Five days after a 5.8-magnitude earthquake rocked much of the East Coast, Sunday night was marked by more seismic activity near the quake’s epicenter of Mineral, Va., reported the U.S. Geological Survey.
Five more aftershocks were recorded during the overnight hours of Sunday into Monday, bringing the total number of aftershocks to 16, confirmed Jessica Sigala, a USGS seismologist.
“There may have been more than 16, but the others would have been too small for us to locate,” Sigala said Monday. Sigala said the 16 recorded aftershocks have registered a 2.0-magnitude or higher; three of them clocked in at 3.0 or higher, with one 4.5 magnitude aftershock hitting the area Thursday.
Four of the aftershocks — a magnitude 2.2 at 4:18 p.m. Sunday, a 2.3 at 9:06 p.m., a 2.0 at 11:15 p.m. and a 2.7 at 11:16 p.m. — were centered near Louisa, Va.
According to Sigala, 175 people reported feeling the largest of Sunday night’s aftershocks, the 2.7 that occurred 11:16 p.m.
The last aftershock occurred seven miles south of Mineral, the epicenter of Tuesday’s earthquake, at 12:19 a.m. Monday.

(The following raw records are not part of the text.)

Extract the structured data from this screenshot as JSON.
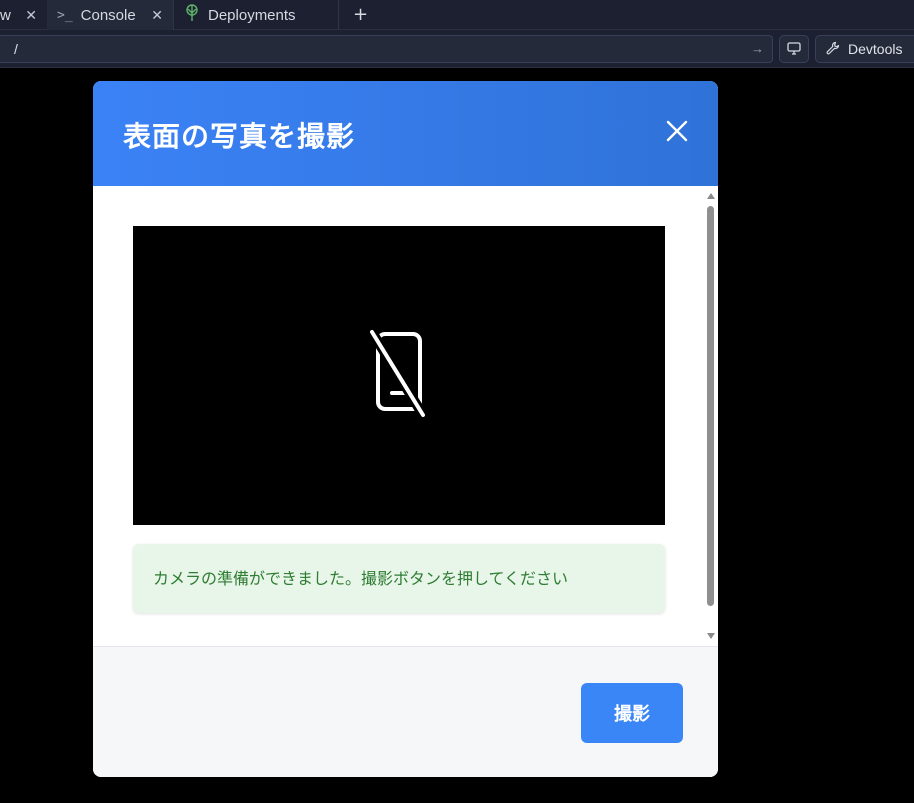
{
  "tabs": {
    "cut_tab": {
      "label": "w",
      "close": "✕"
    },
    "console": {
      "label": "Console",
      "close": "✕"
    },
    "deployments": {
      "label": "Deployments"
    },
    "new_tab": "+"
  },
  "urlbar": {
    "path": "/",
    "devtools_label": "Devtools"
  },
  "modal": {
    "title": "表面の写真を撮影",
    "status_message": "カメラの準備ができました。撮影ボタンを押してください",
    "capture_label": "撮影"
  },
  "colors": {
    "header_start": "#3b82f6",
    "header_end": "#2f72d8",
    "status_bg": "#e8f5e9",
    "status_text": "#2e7d32",
    "primary_button": "#3b86f7"
  },
  "icons": {
    "close": "close-icon",
    "camera_placeholder": "device-off-icon"
  }
}
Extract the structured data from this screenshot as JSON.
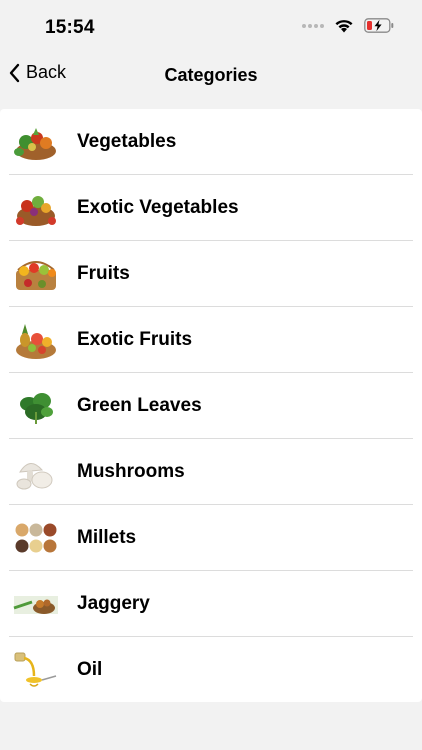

Forty people reported feeling the 2.2-magnitude shudder as far out as Richmond, Va.
There have been no reports of significant damage as a result of these aftershocks.
Sigala said that aftershocks in the 2.0- to 3.0-magnitude range aren’t considered especially significant. She noted that after last Tuesday’s quake, people may be more sensitive to the earth’s rumblings.
“After feeling something so large as a 5.8, people may be more susceptible to feeling another smaller quake,” said Sigala.